or, Rome wasn’t built in a day
The first rush of excitement has passed, the people who complimented you on wearing it so well have gone back to their daily lives. You’re ten weeks in and you don’t remember whether you’ve showered this week, when the last time was you had a decent meal and it seems like sleep has never been more than a distant memory. Every day is a new test, with new wrenches, and every person you talk to seems to know what they are doing and have it all under control. You knew this was going to be more work than you’d ever done before. But you didn’t realize you would come to question your core in such short order.
Maybe the first term of 1L was a breeze for you, or maybe you think I’m in your head, but I’m actually describing the first three months of each of my children’s lives.
We are often told how exceptional a legal education is, how unlike anything else we might do in our lives but I find the analogy to parenthood a very helpful one. For a lot of people, parenthood is something they aspire to, for many it is something they are thrown into. In either case, what we imagine of parenthood, much like what we imagine of a life in the law is both bigger and further off than the first three months would lead you to believe.
In both cases we often imagine the large-scale and long-term and when reality hits, that can mean that we get completely caught up in the minutiae. In the first three months of a baby’s life most people I know wonder who allowed them to be in charge of such a small person, while at the same time struggling to re-define their entire person based on the new relationship to their partner, this new person, and if you are nursing or healing from birth, your body. Even mommy brain, which is back in the news again seems to resonate, at least for me.

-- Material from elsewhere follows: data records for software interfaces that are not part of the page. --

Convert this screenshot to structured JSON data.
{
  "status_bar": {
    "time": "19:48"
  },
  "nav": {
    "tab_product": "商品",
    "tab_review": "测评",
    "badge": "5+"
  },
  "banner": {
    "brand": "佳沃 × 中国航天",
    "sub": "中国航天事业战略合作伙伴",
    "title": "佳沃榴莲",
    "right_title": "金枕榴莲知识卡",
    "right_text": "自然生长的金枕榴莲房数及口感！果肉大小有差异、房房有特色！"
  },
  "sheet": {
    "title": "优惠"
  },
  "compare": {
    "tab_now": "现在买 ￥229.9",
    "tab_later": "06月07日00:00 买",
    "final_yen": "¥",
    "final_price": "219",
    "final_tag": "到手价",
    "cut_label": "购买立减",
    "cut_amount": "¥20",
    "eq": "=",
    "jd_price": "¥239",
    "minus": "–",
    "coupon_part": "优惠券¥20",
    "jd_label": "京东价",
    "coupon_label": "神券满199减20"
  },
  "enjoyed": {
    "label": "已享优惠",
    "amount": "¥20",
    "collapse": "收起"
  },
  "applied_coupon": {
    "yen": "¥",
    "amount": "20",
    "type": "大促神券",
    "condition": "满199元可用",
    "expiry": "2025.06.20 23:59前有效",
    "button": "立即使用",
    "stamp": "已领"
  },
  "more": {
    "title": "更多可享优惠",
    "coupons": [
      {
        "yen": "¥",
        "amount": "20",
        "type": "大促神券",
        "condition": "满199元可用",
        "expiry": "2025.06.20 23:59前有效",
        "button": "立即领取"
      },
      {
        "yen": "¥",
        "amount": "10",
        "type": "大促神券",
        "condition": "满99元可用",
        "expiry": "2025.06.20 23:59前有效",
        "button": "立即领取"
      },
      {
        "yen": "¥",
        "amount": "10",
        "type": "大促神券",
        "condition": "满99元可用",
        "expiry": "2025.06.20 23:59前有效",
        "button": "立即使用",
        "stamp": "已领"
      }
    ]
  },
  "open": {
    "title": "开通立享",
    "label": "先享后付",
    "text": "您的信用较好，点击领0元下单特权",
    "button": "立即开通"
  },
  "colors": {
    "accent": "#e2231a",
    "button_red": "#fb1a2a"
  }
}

But here’s the thing. I can only speak about birthing people, because we have not adopted children. But when they first come out, babies have to teach us how to understand them, but the range of things we have to understand is fairly narrow. Law school is pretty similar. Instead of feeding, changing, soothing from pain and helping them sleep, we have started learning how to read cases, learn for exams, and select areas of interest to us. This term, we are adding job search and mooting for all, just as you start to add daytime entertainment and more physical movement to the mix in the next few months for many babies. It’s a change and it feels like we have no control over it, but it is a gradual change and it allows us to grow into our roles.
When my first child was tiny, I realized that at first, perhaps even in the first year, we were not so much parents as a couple with a blob. A beautiful blob, who could make their feelings known to us, but not someone who needed boundaries or a great deal of adulting to help them along. The first months of law school are no different in this regard. Of course we are learning a great deal and it asks a great deal of us, but no one’s life is actually on the line, no multi-million dollar deal, no judgement that needs to be appeal-proof.
I have many disadvantages, being 40, being chronically short 20 hours a week in study time and being divided in attention at all times between my studying life and my home life. My grades from the fall are in the bottom third of the pile. But one advantage I have, is that I know that I get to be a parent again tomorrow, next month and next year. That means that if I screw up today (which I will, countless times), I will also get opportunities to give my best at other times. It is much the same with a life in the law. We are writing papers and exams, mooting, learning how to relate to each other as professionals in an extremely well-established profession. There will be plenty of opportunities to mess up today. But you’re not going to get kicked out of law school, unless you actually commit a wrongful act. So take the opportunity to learn who you want to be when you are a lawyer, while you are in law school.
It is easy to get discouraged by the arduousness and impersonality of relationships based solely on being in the same program, by the cost of tuition and the cost of working seemingly all the time. But we are growing into this and we will have many opportunities to keep growing. You don’t have to be a lawyer today, just as you don’t become a parent overnight.